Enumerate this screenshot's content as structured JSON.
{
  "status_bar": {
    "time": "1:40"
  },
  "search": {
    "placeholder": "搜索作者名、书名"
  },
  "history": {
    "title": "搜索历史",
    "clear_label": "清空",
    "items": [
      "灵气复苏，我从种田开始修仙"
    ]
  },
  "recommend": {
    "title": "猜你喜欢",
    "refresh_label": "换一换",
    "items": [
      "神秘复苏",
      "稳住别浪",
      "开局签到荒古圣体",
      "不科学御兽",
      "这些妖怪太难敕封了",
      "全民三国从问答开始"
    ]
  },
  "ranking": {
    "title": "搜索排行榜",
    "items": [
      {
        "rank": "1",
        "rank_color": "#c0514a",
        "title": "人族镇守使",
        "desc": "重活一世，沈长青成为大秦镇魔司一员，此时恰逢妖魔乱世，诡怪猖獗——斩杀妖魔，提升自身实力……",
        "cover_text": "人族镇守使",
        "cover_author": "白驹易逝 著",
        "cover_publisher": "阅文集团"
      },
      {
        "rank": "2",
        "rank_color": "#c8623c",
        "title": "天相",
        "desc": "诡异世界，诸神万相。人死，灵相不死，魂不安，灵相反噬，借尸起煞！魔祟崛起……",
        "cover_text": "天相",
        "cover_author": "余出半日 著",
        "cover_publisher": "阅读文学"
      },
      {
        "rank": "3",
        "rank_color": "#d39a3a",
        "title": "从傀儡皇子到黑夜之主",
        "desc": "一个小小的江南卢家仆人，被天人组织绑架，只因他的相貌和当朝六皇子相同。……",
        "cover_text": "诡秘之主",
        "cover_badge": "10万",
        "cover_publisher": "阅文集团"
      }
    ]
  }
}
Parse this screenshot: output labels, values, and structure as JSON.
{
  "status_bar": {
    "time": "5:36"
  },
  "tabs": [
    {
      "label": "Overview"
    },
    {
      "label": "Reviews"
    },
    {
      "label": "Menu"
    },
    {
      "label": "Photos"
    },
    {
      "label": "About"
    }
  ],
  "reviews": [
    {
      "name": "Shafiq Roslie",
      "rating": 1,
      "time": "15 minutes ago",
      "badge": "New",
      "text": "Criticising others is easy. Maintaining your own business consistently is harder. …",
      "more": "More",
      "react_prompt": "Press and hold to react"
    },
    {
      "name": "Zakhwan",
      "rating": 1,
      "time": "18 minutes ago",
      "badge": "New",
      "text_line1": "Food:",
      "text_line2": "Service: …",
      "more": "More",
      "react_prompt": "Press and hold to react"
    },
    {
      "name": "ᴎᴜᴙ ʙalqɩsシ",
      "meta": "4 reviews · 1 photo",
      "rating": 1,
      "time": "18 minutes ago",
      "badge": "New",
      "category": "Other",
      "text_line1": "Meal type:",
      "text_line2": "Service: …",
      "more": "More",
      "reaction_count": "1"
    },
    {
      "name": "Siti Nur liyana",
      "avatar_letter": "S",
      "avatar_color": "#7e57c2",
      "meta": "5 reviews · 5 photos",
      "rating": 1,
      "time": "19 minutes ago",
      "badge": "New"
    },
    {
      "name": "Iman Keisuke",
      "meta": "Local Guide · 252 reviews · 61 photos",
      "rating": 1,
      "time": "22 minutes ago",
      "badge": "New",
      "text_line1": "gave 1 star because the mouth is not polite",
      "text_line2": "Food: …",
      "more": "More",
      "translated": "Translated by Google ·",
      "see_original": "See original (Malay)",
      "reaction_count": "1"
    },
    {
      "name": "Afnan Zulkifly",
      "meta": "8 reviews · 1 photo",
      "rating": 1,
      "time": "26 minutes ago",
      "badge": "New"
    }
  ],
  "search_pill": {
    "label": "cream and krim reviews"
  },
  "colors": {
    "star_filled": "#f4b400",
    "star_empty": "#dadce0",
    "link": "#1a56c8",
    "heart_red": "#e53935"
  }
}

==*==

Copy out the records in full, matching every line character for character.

**ANSWER FOR THE TASK**
Enumerate this screenshot's content as structured JSON.
{
  "status_bar": {
    "time": "1:40"
  },
  "search": {
    "placeholder": "搜索作者名、书名"
  },
  "history": {
    "title": "搜索历史",
    "clear_label": "清空",
    "items": [
      "灵气复苏，我从种田开始修仙"
    ]
  },
  "recommend": {
    "title": "猜你喜欢",
    "refresh_label": "换一换",
    "items": [
      "神秘复苏",
      "稳住别浪",
      "开局签到荒古圣体",
      "不科学御兽",
      "这些妖怪太难敕封了",
      "全民三国从问答开始"
    ]
  },
  "ranking": {
    "title": "搜索排行榜",
    "items": [
      {
        "rank": "1",
        "rank_color": "#c0514a",
        "title": "人族镇守使",
        "desc": "重活一世，沈长青成为大秦镇魔司一员，此时恰逢妖魔乱世，诡怪猖獗——斩杀妖魔，提升自身实力……",
        "cover_text": "人族镇守使",
        "cover_author": "白驹易逝 著",
        "cover_publisher": "阅文集团"
      },
      {
        "rank": "2",
        "rank_color": "#c8623c",
        "title": "天相",
        "desc": "诡异世界，诸神万相。人死，灵相不死，魂不安，灵相反噬，借尸起煞！魔祟崛起……",
        "cover_text": "天相",
        "cover_author": "余出半日 著",
        "cover_publisher": "阅读文学"
      },
      {
        "rank": "3",
        "rank_color": "#d39a3a",
        "title": "从傀儡皇子到黑夜之主",
        "desc": "一个小小的江南卢家仆人，被天人组织绑架，只因他的相貌和当朝六皇子相同。……",
        "cover_text": "诡秘之主",
        "cover_badge": "10万",
        "cover_publisher": "阅文集团"
      }
    ]
  }
}
Parse this screenshot: output labels, values, and structure as JSON.
{
  "status_bar": {
    "time": "5:36"
  },
  "tabs": [
    {
      "label": "Overview"
    },
    {
      "label": "Reviews"
    },
    {
      "label": "Menu"
    },
    {
      "label": "Photos"
    },
    {
      "label": "About"
    }
  ],
  "reviews": [
    {
      "name": "Shafiq Roslie",
      "rating": 1,
      "time": "15 minutes ago",
      "badge": "New",
      "text": "Criticising others is easy. Maintaining your own business consistently is harder. …",
      "more": "More",
      "react_prompt": "Press and hold to react"
    },
    {
      "name": "Zakhwan",
      "rating": 1,
      "time": "18 minutes ago",
      "badge": "New",
      "text_line1": "Food:",
      "text_line2": "Service: …",
      "more": "More",
      "react_prompt": "Press and hold to react"
    },
    {
      "name": "ᴎᴜᴙ ʙalqɩsシ",
      "meta": "4 reviews · 1 photo",
      "rating": 1,
      "time": "18 minutes ago",
      "badge": "New",
      "category": "Other",
      "text_line1": "Meal type:",
      "text_line2": "Service: …",
      "more": "More",
      "reaction_count": "1"
    },
    {
      "name": "Siti Nur liyana",
      "avatar_letter": "S",
      "avatar_color": "#7e57c2",
      "meta": "5 reviews · 5 photos",
      "rating": 1,
      "time": "19 minutes ago",
      "badge": "New"
    },
    {
      "name": "Iman Keisuke",
      "meta": "Local Guide · 252 reviews · 61 photos",
      "rating": 1,
      "time": "22 minutes ago",
      "badge": "New",
      "text_line1": "gave 1 star because the mouth is not polite",
      "text_line2": "Food: …",
      "more": "More",
      "translated": "Translated by Google ·",
      "see_original": "See original (Malay)",
      "reaction_count": "1"
    },
    {
      "name": "Afnan Zulkifly",
      "meta": "8 reviews · 1 photo",
      "rating": 1,
      "time": "26 minutes ago",
      "badge": "New"
    }
  ],
  "search_pill": {
    "label": "cream and krim reviews"
  },
  "colors": {
    "star_filled": "#f4b400",
    "star_empty": "#dadce0",
    "link": "#1a56c8",
    "heart_red": "#e53935"
  }
}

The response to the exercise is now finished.